The biggest tip I have for producing that powerful and good writing is to write something you would enjoy reading. Write a first draft and, if at all possible, let it simmer for a day, then come back to it with the red pen. You are your own first audience, remember? While you may have to adjust it for your market, it is easier to do that on revision.

So these are my opinions about what makes good, powerful writing. My opinions are always subject to change, but that's where I stand today. Hope it helps.

Now for the rules and my tags:
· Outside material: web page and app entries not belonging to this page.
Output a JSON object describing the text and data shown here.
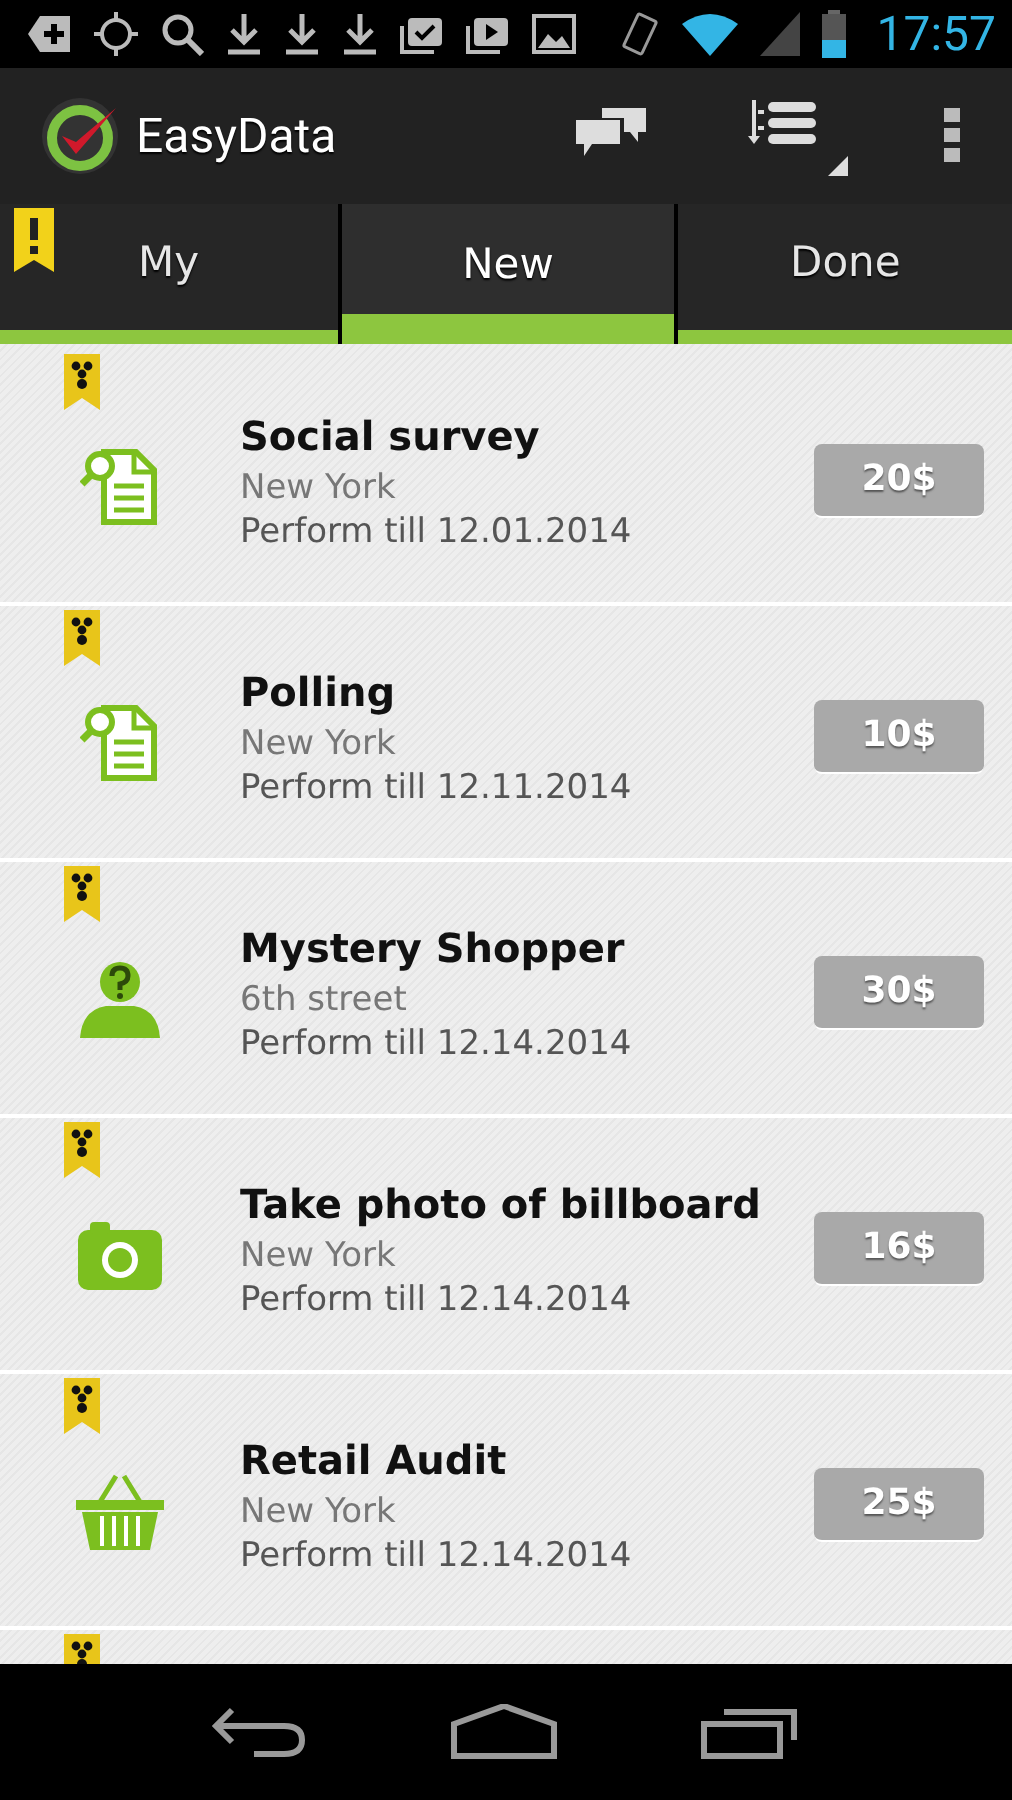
{
  "status_bar": {
    "time": "17:57"
  },
  "app_bar": {
    "title": "EasyData"
  },
  "tabs": [
    {
      "label": "My",
      "selected": false
    },
    {
      "label": "New",
      "selected": true
    },
    {
      "label": "Done",
      "selected": false
    }
  ],
  "tasks": [
    {
      "kind": "survey",
      "title": "Social survey",
      "location": "New York",
      "deadline": "Perform till 12.01.2014",
      "price": "20$"
    },
    {
      "kind": "survey",
      "title": "Polling",
      "location": "New York",
      "deadline": "Perform till 12.11.2014",
      "price": "10$"
    },
    {
      "kind": "person",
      "title": "Mystery Shopper",
      "location": "6th street",
      "deadline": "Perform till 12.14.2014",
      "price": "30$"
    },
    {
      "kind": "camera",
      "title": "Take photo of billboard",
      "location": "New York",
      "deadline": "Perform till 12.14.2014",
      "price": "16$"
    },
    {
      "kind": "basket",
      "title": "Retail Audit",
      "location": "New York",
      "deadline": "Perform till 12.14.2014",
      "price": "25$"
    }
  ]
}
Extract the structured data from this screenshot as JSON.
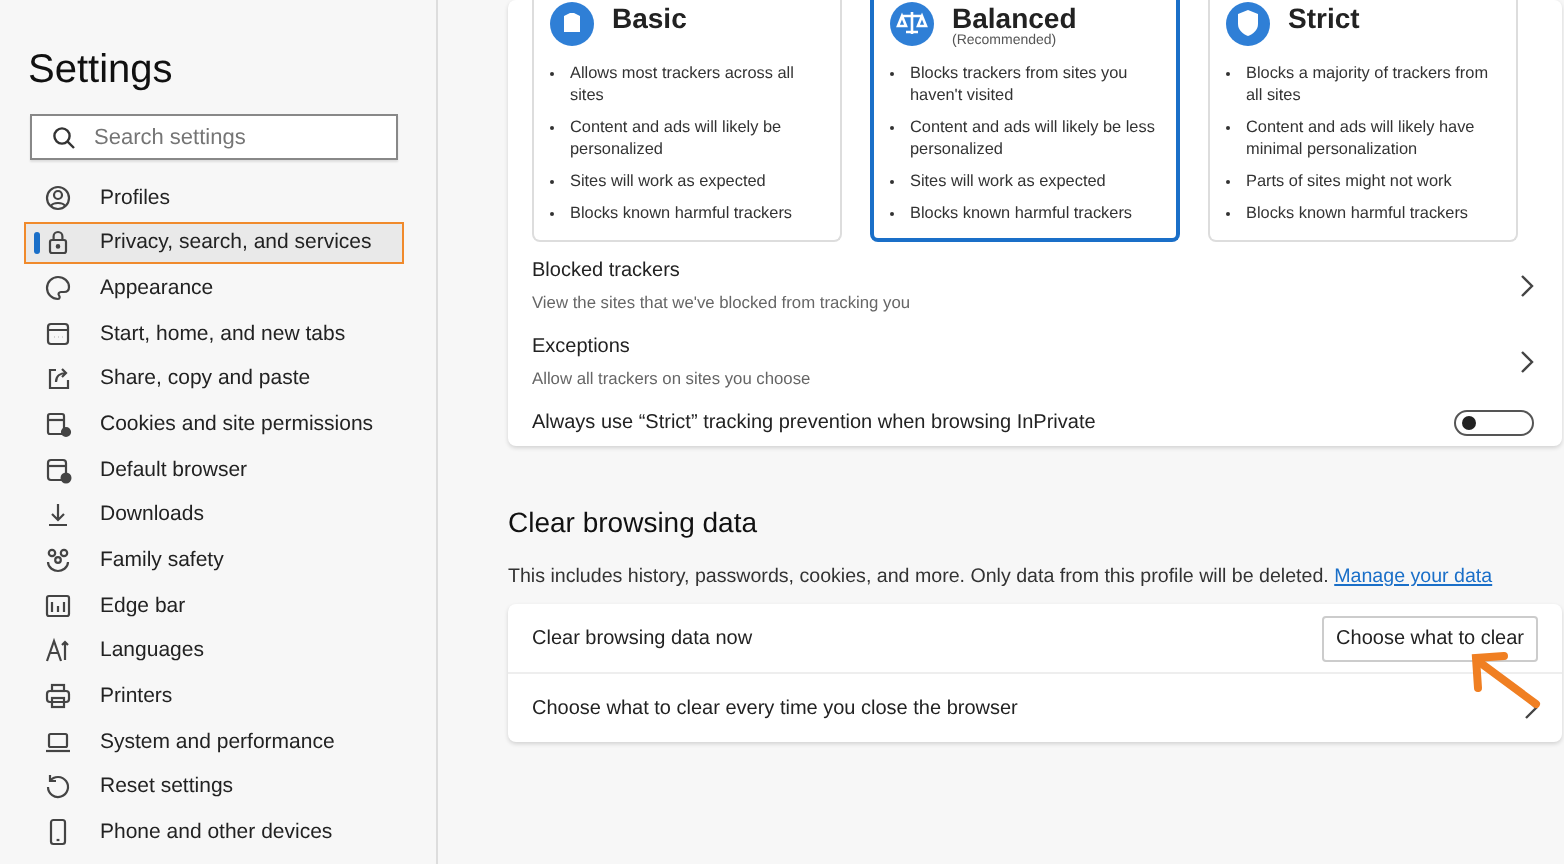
{
  "sidebar": {
    "title": "Settings",
    "search": {
      "placeholder": "Search settings"
    },
    "items": [
      {
        "label": "Profiles",
        "selected": false
      },
      {
        "label": "Privacy, search, and services",
        "selected": true
      },
      {
        "label": "Appearance",
        "selected": false
      },
      {
        "label": "Start, home, and new tabs",
        "selected": false
      },
      {
        "label": "Share, copy and paste",
        "selected": false
      },
      {
        "label": "Cookies and site permissions",
        "selected": false
      },
      {
        "label": "Default browser",
        "selected": false
      },
      {
        "label": "Downloads",
        "selected": false
      },
      {
        "label": "Family safety",
        "selected": false
      },
      {
        "label": "Edge bar",
        "selected": false
      },
      {
        "label": "Languages",
        "selected": false
      },
      {
        "label": "Printers",
        "selected": false
      },
      {
        "label": "System and performance",
        "selected": false
      },
      {
        "label": "Reset settings",
        "selected": false
      },
      {
        "label": "Phone and other devices",
        "selected": false
      }
    ]
  },
  "tracking_levels": [
    {
      "title": "Basic",
      "selected": false,
      "bullets": [
        "Allows most trackers across all sites",
        "Content and ads will likely be personalized",
        "Sites will work as expected",
        "Blocks known harmful trackers"
      ]
    },
    {
      "title": "Balanced",
      "subtitle": "(Recommended)",
      "selected": true,
      "bullets": [
        "Blocks trackers from sites you haven't visited",
        "Content and ads will likely be less personalized",
        "Sites will work as expected",
        "Blocks known harmful trackers"
      ]
    },
    {
      "title": "Strict",
      "selected": false,
      "bullets": [
        "Blocks a majority of trackers from all sites",
        "Content and ads will likely have minimal personalization",
        "Parts of sites might not work",
        "Blocks known harmful trackers"
      ]
    }
  ],
  "tracking_rows": [
    {
      "kind": "link",
      "label": "Blocked trackers",
      "description": "View the sites that we've blocked from tracking you"
    },
    {
      "kind": "link",
      "label": "Exceptions",
      "description": "Allow all trackers on sites you choose"
    },
    {
      "kind": "toggle",
      "label": "Always use “Strict” tracking prevention when browsing InPrivate",
      "on": false
    }
  ],
  "clear_browsing_data": {
    "heading": "Clear browsing data",
    "description": "This includes history, passwords, cookies, and more. Only data from this profile will be deleted.",
    "link": "Manage your data",
    "rows": [
      {
        "kind": "button",
        "label": "Clear browsing data now",
        "button": "Choose what to clear"
      },
      {
        "kind": "link",
        "label": "Choose what to clear every time you close the browser"
      }
    ]
  }
}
Link back to the person who tagged you.
List three things that you believe are necessary to make writing good and powerful.
Tag five others and comment at their blog informing them that they’ve been tagged with this award: Tiff, whose story about why she cut her hair was very powerful. Heather, in whose writing I often hear echoes. Dej is off this week, so I’ll also tag Faten, Linda, and
Mir, who probably doesn’t even do these, but I want to hear her opinion.


Linda Sherwood said...


I loved your answers. I'm going to have to think about this....


wordsmith said...

I love your answers too Carolyn!
Wurd! Rite awn! (Bwa ha ha ha ha ha haaa!)

wordsmith said...

one more thing...thanks C, for giving me five new blogs to procrastinate, I mean read. ;)

Nita said...

I love your answers. That's no surprise though. And oh, btw, I found this site you might want to check out if you're still playing with the idea of returning to college:

found it while doing research for my scholarship blog: